But those who helped found the NFL have. When Halas testified in an antitrust hearing in Washington, D.C. in 1976 — some 18 years after Bell died of a heart attack during an Eagles game at Franklin Field — he sung the praises of Bell’s invention of the draft and its effects on the league.
“The National Football League college draft has been the backbone of the sport and is the primary reason it has developed to the game it is today,’’ Halas said.
It is with great irony that the 75th anniversary of the draft is happening during a lockout and while an antitrust suit is pending against the league.
Bell was the first commissioner to recognize the NFLPA and institute a pension plan — at the risk of being fired.
More than 50 years later, the NFLPA and lead counsel Jeffrey Kessler are asking the courts to abolish the draft and every other mechanism (free agency) that prevents a free capitalist market for player services.
“An NFL world in which there is no collective bargaining agreement and every player is for himself and every team is for themselves is a world without a draft; a world without free agency rules; there is no salary cap and no salary floor; player benefits are negotiated or not depending on what the team and the player decide to do,’’ said NFL executive vice president Eric Grubman. “It’s a world where the rules related to drug testing, roster size, when you practice — you can’t have those if you go to the final conclusion suggested by [the NFLPA attorneys]. That’s the objective of the litigation in the Brady case. In that world, the underlying competitive model of the NFL falls apart.’’
While Kessler seems to be serious about his want of a free-market system, it’s likely just a ploy to gain leverage at the conclusion of the court case.
But if not, a lot of team personnel would be back in Bell’s shoes at the University of Minnesota if there was no CBA.

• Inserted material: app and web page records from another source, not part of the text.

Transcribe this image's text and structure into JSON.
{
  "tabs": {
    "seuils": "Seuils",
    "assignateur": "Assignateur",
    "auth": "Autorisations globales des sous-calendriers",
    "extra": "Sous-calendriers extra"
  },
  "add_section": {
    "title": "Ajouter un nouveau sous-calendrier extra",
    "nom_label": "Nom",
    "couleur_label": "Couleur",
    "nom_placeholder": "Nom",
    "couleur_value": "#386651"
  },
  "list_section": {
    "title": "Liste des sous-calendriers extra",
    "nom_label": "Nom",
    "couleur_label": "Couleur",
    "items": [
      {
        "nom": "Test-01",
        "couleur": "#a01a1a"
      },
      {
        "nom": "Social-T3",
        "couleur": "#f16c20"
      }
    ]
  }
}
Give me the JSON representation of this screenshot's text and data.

“You go back to a system pre-1936 where the NFL is recruiting on college campuses,’’ Grubman said. “Every team is going to be after Cam Newton. I’m not sure that college football is ready for the NFL to begin recruiting its players.’’
Teams could get underclassmen to leave early. Or even target players out of high school. That’s a system Bell fought against — because it was in the best interest of the league, which is now at a crossroads.

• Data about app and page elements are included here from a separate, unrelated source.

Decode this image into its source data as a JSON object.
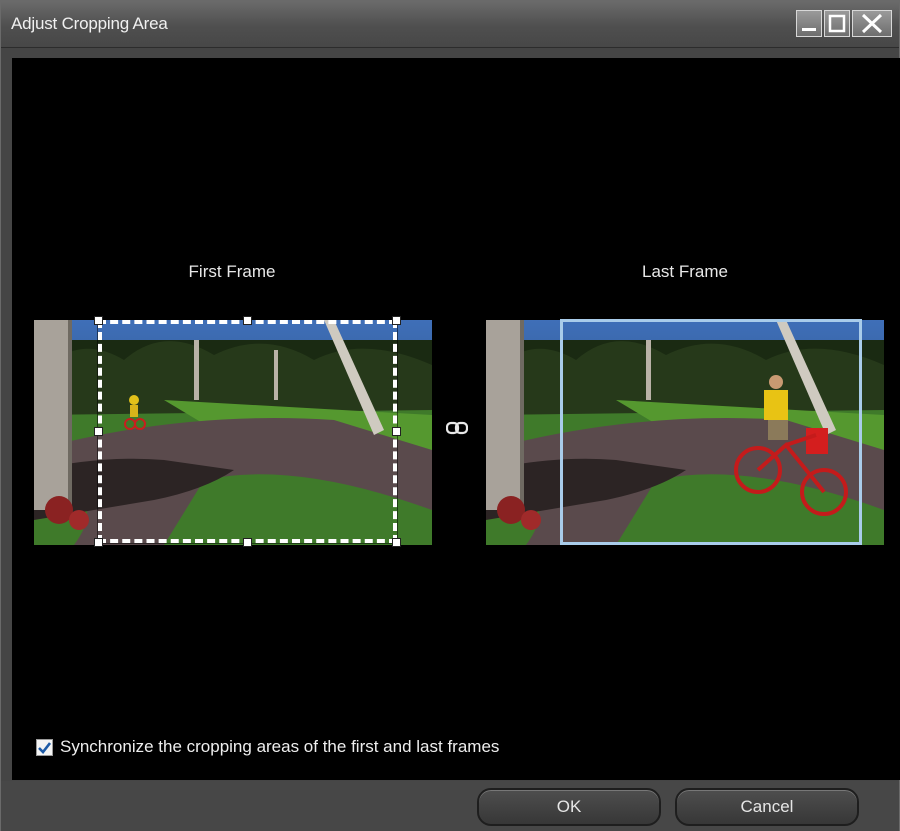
{
  "window": {
    "title": "Adjust Cropping Area",
    "controls": [
      "minimize-icon",
      "maximize-icon",
      "close-icon"
    ]
  },
  "frames": {
    "first_label": "First Frame",
    "last_label": "Last Frame",
    "link_icon": "chain-link-icon"
  },
  "sync": {
    "checked": true,
    "label": "Synchronize the cropping areas of the first and last frames"
  },
  "buttons": {
    "ok": "OK",
    "cancel": "Cancel"
  },
  "colors": {
    "crop_selected_border": "#a9ccea",
    "background": "#000000",
    "chrome": "#454545"
  }
}
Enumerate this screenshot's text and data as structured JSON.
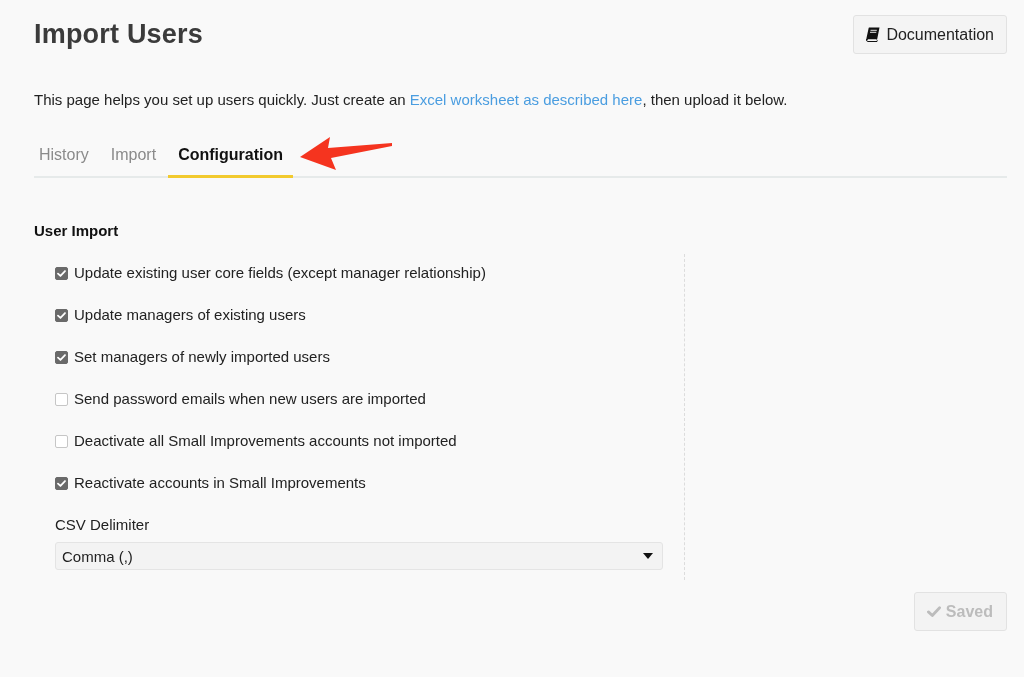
{
  "header": {
    "title": "Import Users",
    "documentation_button": "Documentation"
  },
  "intro": {
    "before": "This page helps you set up users quickly. Just create an ",
    "link": "Excel worksheet as described here",
    "after": ", then upload it below."
  },
  "tabs": [
    {
      "label": "History",
      "selected": false
    },
    {
      "label": "Import",
      "selected": false
    },
    {
      "label": "Configuration",
      "selected": true
    }
  ],
  "user_import": {
    "title": "User Import",
    "options": [
      {
        "label": "Update existing user core fields (except manager relationship)",
        "checked": true
      },
      {
        "label": "Update managers of existing users",
        "checked": true
      },
      {
        "label": "Set managers of newly imported users",
        "checked": true
      },
      {
        "label": "Send password emails when new users are imported",
        "checked": false
      },
      {
        "label": "Deactivate all Small Improvements accounts not imported",
        "checked": false
      },
      {
        "label": "Reactivate accounts in Small Improvements",
        "checked": true
      }
    ],
    "csv_delimiter": {
      "label": "CSV Delimiter",
      "value": "Comma (,)"
    }
  },
  "save_button": {
    "label": "Saved",
    "disabled": true
  }
}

Somebody probably should mention that this week.
“The draft is Bert’s monument and . . . the key to the continuous success of the NFL,’’ New York Times columnist Arthur Daley wrote shortly before Bell’s death. “That’s why none should ever forget the far-seeing man responsible for it.’’
Especially not now.
“I don’t think he’d like it,’’ Upton Bell said of the current labor woes. “I think he would find it disturbing. Understanding that times have changed and the money involved, I don’t think he would ever be for the lockout of the players and I don’t think he would have let it get to this point.’’